Nottinghamshire Police is currently investigating whether the law was broken during a by-election campaign.
In March, a by-election in Wollaton West was fought after the former Conservative leader Georgina Culley passed away.
It was won by Labour’s Cate Woodward, who is now one of three councillors serving the ward.
Due to the ongoing investigation, police are unable to give details of exactly who is being investigated but a spokeswoman for the force confirmed it was ‘making enquiries into allegations made under the Representation of the People Act’.
No individuals have been accused of wrongdoing, and no arrests have been made.
Towards the end of the campaign, insults flew and several accusations were made.
One of the main issues during the campaign was Robin Hood Energy (RHE), the energy company owned by the Labour-run Nottingham City Council.
The chairman of Robin Hood Energy is Councillor Steve Battlemuch, who is also a Labour councillor for the ward.
One of the leaflets sent out by the Conservatives during the campaign accused RHE of being a ‘failing company’.
RHE then sent out a letter to every resident in the ward ‘defending itself’.
The Conservatives claim this was an attempt by RHE to ‘interfere’ in the election.
But Labour have said the firm was simply defending itself against a smear.
After the election, which was narrowly won by Labour, it emerged that RHE had failed to declare to Companies House a £7.5 million investment from the city council within the one-month period allowed.
The investment was made before the election, but was declared to Companies House six months later – five months after the legal deadline.
The company says this was a simple administrative error, but the Conservatives have said this was an attempt to conceal the information while the by-election was happening.
Companies House acknowledged that the rules had been broken, but said it will not be taking any further action.
Councillor Steve Battlemuch said: “I don’t know what the allegations are but I would be happy to cooperate with it (the investigation).
“As far as I’m concerned it was a free and fair election, and people are entitled to make their views on things known robustly.
“They (The Conservatives) made a number of allegations that were unfounded.
“I think Robin Hood Energy was right to defend itself and its reputation.

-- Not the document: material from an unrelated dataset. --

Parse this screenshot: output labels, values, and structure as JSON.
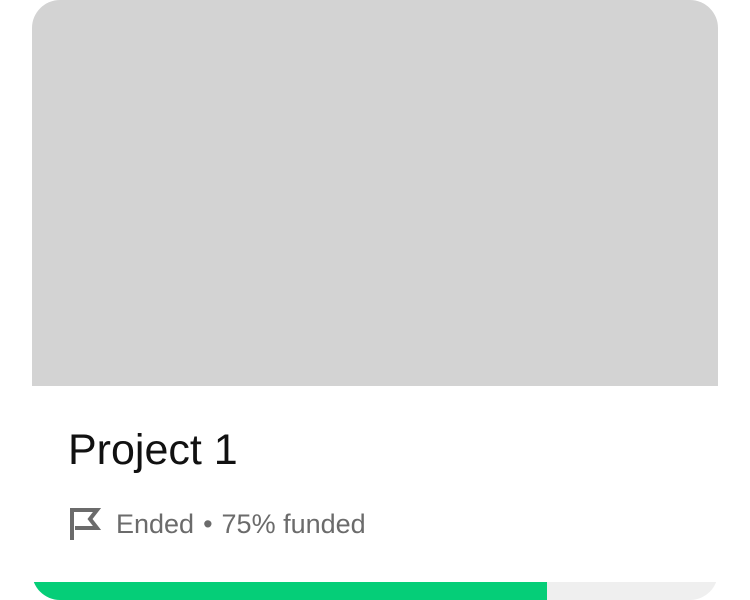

It’s a company with a lot of customers in Nottinghamshire and they (Conservatives) were saying a lot of things that were inaccurate.”
“They were being smeared, so I think they were right to defend themselves.
“I don’t think the £7.5 million is anything to do with the by-election at all, as far as I understand, someone forgot to send a form on a particular day, and it’s now been registered by Companies House who aren’t taking further action, so I don’t think that’s got anything to do with it.”
But councillor Jim Armstrong, who also represents Wollaton West said the late £7.5 million declaration was ‘definitely political.’
He said: “It was a very dirty campaign and the company supported the Labour group in the by-election.
“Steve (Battlemuch) was going round telling everyone that RHE was a profitable company and it was going to make a profit by the end of the month.
“Without that £7.5 million, they would have struggled to make a profit, but they couldn’t declare it during the by-election so they waited months to do it and hoped we wouldn’t notice.”
“The £7.5 million was definitely for political reasons.”
A spokesman for Robin Hood Energy said: “We do not have any comment to make at this stage, but will of course cooperate with any enquiry when and if it’s appropriate to do so”.
They have previously denied knowingly filing the document late, and said it was an ‘administrative oversight’.
William Scott is the deputy chairman of Nottingham Conservatives, and said that the council had a history of hiding facts they found uncomfortable.
He said: “The Labour-run council has been forced to publicly admit that Robin Hood Energy had broken the rules by not notifying Companies House, before the Wollaton by election, of the millions of pounds of council tax payers money given to it interest free to prop up Labour’s pet political project.”
“The council may have called it a “technical breach”, but it was at very least, a politically convenient offence as it enabled Labour’s by-election claim – that Robin Hood Energy was not failing – to go unchallenged.
“Labour waited until after the election before admitting that instead of paying back its loans as originally promised, Robin Hood Energy had been given another £9m to add to the £11m already sunk into it.”
A spokeswoman for Nottinghamshire Police said: “We’re making enquiries in to allegations made under the Representation of the People Act in relation to an election that took place this year.”
Labour’s Cate Woodward, who won the by-election, said: “Nobody has approached me about it, and I don’t really know what the investigation is about, so I can’t really comment on it.”
A spokesman for Companies House said they could not comment on individual cases.